For dogs that do not respond to retinoids, other medications may be tried. Cyclosporines (Atopica®) have been effective in a few refractory cases. This medication is immunosuppressive, which means it suppresses the reaction of the immune system, and therefore has the potential to increase the risk for bacterial infections. Your dog should be closely monitored for adverse effects including vomiting, diarrhea, liver and kidney disease.

In-depth Information on Canine Sebaceous Adenitis

Sebaceous adenitis is an inflammatory disease of the sebaceous (oil) glands leading to the destruction of the glands. Vizlas, Akitas, poodles and Samoyeds are predisposed and the exact pathogenesis has not been established.

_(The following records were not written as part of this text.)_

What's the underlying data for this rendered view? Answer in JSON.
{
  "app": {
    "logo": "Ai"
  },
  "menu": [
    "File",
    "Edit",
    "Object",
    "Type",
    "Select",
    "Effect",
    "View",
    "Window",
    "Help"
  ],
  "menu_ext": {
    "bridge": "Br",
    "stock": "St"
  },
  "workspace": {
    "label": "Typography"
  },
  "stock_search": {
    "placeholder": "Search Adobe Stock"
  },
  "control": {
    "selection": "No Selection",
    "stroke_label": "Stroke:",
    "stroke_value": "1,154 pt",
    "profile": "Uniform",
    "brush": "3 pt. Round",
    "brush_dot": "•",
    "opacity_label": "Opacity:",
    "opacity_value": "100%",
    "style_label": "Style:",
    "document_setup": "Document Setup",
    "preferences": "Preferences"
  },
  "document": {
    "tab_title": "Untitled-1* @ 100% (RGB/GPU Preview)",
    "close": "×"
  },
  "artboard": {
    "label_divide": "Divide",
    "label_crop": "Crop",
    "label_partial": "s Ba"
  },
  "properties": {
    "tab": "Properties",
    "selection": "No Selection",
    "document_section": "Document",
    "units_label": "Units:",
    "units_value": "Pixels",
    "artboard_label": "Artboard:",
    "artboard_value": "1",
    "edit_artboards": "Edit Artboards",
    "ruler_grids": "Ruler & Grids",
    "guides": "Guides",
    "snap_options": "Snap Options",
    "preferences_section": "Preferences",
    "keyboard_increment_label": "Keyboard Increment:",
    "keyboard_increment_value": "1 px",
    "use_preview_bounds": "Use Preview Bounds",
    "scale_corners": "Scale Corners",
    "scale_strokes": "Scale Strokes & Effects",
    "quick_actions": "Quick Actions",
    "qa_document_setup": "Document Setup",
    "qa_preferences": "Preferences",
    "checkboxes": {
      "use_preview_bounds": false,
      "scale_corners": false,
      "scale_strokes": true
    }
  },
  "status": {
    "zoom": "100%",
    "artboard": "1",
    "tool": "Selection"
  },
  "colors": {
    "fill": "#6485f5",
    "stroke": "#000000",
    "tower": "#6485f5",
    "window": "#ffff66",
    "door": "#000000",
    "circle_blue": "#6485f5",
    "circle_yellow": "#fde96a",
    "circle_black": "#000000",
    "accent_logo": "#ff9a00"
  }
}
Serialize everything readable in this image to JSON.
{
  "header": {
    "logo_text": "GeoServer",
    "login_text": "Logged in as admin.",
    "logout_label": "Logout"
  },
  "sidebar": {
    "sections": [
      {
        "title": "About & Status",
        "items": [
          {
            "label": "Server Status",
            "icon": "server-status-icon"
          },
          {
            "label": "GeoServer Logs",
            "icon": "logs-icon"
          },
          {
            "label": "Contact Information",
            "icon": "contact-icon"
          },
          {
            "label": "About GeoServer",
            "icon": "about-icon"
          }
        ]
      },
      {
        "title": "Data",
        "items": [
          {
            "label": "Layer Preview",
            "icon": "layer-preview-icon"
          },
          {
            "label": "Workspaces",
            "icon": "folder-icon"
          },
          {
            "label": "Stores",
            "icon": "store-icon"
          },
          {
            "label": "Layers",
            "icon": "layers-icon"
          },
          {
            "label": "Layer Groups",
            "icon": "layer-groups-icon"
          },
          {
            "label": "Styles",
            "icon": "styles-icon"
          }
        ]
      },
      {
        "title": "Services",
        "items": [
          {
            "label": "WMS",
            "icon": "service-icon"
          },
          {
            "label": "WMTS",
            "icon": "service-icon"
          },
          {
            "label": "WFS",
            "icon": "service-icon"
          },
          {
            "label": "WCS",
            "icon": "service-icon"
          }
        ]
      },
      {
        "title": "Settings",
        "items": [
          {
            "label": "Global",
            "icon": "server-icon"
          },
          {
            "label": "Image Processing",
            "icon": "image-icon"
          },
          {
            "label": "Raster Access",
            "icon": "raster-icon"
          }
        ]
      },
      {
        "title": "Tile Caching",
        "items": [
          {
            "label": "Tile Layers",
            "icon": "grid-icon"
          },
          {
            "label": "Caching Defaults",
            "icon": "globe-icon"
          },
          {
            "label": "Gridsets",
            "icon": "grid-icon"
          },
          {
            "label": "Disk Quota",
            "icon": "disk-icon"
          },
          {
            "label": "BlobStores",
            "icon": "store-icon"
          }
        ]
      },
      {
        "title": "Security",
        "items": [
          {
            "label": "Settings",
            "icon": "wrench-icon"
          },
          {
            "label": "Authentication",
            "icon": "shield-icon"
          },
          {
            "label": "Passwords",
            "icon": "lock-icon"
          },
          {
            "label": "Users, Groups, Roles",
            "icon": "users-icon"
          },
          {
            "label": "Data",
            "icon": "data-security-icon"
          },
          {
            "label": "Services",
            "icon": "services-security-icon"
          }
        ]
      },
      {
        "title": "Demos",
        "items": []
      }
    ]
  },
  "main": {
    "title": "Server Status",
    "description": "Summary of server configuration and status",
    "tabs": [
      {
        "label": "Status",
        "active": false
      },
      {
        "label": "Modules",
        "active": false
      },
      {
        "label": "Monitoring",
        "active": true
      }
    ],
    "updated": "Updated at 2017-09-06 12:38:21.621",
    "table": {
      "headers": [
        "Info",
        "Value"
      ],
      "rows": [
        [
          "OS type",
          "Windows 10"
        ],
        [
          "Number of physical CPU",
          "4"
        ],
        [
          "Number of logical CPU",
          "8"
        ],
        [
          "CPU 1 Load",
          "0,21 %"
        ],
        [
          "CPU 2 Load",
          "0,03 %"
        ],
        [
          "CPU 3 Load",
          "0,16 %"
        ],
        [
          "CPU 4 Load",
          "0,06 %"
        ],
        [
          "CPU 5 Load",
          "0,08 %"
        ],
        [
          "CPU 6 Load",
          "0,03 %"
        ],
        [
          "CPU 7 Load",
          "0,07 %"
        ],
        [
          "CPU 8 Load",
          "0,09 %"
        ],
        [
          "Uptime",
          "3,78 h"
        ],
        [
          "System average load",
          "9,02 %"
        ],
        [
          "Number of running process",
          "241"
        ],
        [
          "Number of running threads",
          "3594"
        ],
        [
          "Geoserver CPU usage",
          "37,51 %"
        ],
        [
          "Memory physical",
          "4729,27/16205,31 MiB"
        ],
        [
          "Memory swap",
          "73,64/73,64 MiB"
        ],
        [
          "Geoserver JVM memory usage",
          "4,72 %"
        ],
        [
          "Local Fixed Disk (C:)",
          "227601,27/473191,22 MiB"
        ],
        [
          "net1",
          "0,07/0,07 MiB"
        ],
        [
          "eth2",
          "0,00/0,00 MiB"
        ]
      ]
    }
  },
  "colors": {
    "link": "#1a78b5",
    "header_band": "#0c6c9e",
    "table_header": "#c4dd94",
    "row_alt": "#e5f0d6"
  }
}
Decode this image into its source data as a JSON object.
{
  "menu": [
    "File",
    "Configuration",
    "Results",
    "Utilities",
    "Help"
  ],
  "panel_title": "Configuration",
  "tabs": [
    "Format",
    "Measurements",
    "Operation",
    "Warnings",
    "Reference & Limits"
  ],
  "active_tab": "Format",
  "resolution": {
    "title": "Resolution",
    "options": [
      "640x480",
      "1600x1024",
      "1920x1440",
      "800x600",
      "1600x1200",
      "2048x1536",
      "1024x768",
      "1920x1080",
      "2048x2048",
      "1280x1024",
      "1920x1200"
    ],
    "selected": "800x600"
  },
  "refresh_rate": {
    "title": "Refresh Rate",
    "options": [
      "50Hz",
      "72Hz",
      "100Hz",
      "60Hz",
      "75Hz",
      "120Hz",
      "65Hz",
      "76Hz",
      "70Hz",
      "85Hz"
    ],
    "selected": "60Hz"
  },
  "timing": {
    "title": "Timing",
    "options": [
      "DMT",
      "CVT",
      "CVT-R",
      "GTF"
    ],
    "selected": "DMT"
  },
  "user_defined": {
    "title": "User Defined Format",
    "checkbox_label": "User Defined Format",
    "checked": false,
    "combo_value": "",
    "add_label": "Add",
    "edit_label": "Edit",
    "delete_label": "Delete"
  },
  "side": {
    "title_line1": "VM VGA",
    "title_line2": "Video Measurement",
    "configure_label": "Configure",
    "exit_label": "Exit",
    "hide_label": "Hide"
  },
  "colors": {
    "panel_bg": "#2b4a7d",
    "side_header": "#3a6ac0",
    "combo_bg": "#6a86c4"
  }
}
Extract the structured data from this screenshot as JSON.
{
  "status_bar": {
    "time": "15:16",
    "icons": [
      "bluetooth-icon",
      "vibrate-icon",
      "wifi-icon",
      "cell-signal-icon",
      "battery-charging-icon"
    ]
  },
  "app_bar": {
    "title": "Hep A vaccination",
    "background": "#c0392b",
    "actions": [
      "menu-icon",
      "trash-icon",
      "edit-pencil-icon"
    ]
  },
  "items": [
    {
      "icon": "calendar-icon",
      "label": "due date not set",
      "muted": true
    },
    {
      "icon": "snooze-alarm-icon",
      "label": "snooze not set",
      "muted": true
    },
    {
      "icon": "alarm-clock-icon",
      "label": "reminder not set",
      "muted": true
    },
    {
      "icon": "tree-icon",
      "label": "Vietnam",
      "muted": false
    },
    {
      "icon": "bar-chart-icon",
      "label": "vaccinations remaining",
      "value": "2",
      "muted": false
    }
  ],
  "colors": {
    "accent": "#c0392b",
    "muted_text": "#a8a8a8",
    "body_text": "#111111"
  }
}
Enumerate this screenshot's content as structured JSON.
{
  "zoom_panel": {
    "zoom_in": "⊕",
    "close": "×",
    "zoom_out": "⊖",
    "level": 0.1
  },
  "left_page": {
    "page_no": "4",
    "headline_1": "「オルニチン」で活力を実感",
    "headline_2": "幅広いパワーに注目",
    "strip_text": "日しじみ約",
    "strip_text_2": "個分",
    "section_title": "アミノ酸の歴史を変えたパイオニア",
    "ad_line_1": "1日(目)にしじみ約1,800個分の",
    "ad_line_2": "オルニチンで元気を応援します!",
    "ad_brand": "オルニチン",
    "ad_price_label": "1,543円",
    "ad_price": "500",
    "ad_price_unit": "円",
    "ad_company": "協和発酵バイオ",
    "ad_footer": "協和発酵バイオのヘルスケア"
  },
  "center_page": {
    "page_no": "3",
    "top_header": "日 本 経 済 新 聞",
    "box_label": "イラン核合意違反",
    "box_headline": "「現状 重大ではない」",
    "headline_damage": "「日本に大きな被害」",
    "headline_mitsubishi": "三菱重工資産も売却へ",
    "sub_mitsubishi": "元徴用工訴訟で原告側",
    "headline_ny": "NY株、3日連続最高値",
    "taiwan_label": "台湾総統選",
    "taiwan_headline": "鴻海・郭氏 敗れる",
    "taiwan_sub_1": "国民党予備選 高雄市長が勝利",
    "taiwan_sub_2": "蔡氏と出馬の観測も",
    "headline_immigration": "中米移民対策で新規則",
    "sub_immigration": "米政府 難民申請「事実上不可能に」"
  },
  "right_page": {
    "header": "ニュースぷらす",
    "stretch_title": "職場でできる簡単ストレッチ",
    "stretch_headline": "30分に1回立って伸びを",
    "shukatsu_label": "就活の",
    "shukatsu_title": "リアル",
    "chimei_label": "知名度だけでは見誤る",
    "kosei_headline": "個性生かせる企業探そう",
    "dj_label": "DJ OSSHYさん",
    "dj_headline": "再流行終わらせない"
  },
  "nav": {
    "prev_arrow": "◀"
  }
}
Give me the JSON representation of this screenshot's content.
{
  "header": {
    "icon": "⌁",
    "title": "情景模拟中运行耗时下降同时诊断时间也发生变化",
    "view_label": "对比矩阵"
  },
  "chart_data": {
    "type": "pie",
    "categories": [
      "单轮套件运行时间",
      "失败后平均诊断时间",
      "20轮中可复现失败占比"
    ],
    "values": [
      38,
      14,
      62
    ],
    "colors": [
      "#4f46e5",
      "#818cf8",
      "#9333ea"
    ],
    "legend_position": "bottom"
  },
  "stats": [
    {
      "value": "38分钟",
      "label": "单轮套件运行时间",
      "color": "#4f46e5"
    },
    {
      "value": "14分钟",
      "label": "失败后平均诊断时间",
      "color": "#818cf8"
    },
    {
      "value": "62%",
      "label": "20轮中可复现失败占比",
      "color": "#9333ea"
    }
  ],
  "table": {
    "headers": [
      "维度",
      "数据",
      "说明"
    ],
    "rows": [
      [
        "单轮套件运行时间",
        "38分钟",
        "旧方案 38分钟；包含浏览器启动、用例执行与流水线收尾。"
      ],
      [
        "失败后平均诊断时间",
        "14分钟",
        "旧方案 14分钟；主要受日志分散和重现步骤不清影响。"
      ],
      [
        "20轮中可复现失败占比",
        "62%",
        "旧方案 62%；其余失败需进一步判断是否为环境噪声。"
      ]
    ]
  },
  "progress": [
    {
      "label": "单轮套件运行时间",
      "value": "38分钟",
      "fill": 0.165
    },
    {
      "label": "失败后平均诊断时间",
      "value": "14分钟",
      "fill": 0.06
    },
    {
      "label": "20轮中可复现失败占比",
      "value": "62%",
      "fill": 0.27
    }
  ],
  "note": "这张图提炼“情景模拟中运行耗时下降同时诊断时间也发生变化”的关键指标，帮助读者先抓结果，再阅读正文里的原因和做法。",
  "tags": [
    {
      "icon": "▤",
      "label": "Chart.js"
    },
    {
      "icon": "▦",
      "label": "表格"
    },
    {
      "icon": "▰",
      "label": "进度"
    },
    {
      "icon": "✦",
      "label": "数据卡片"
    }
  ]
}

It seems to be a genetically inherited defect and young dogs are usually affected.

In Poodles, it is believed to be an autosomal recessive mode of inheritance due to the fact that 25 percent of affected dogs may be sub-clinical. Several theories have been formulated to explain this condition:

Deep skin scrapings should be done in any dog with these clinical signs to rule out demodicosis.

Diagnosis In-depth of Sebaceous Adenitis in Dogs

The early lesions include alopecia (hair loss) with excess scaling and brittle hairs. The top of the head, the dorsal planum of the nose, dorsal neck and dorsal midline are commonly affected areas.

Sebaceous adenitits has a cyclic pattern in some dogs with periods of improvement and worsening. Symptoms are slightly different according to the type of hair coat:

Diagnosis of sebaceous adenitis is made by histopathology, and several biopsies may be needed to make a final diagnosis. Biopsies should be taken from affected and non-affected skin. Subtle early lesions are most useful to document active inflammation.

Secondary bacterial infection and Malassezia dermatitis are commonly present at the time of initial evaluation. Cytology is important to determine the type and severity of the infection. Infections should be cleared before skin biopsies are taken to minimize secondary non-specific changes.

Pathological changes of the tissue vary according to the stage of the disease.

Treatment In-depth of Sebaceous Adenitis in Dogs

Treatments include anti-seborrheic shampoos, emollients, essential fatty acids, antibiotics for the secondary bacterial folliculitis, and retinoids.

Topical therapy:

Systemic Therapy:

Toxicity in animals seems to be less severe than in humans. Adverse effects include: vomiting, diarrhea, erythema, keratoconjunctivitis and stiffness.

Follow-up Care for Dogs with Sebaceous Adenitis

This condition is genetic and can be prevented by identifying affected animals and carriers and eliminating these animals from the breeding program.

This is a lifelong condition, thus chronic maintenance therapy (both topical and systemic) is necessary.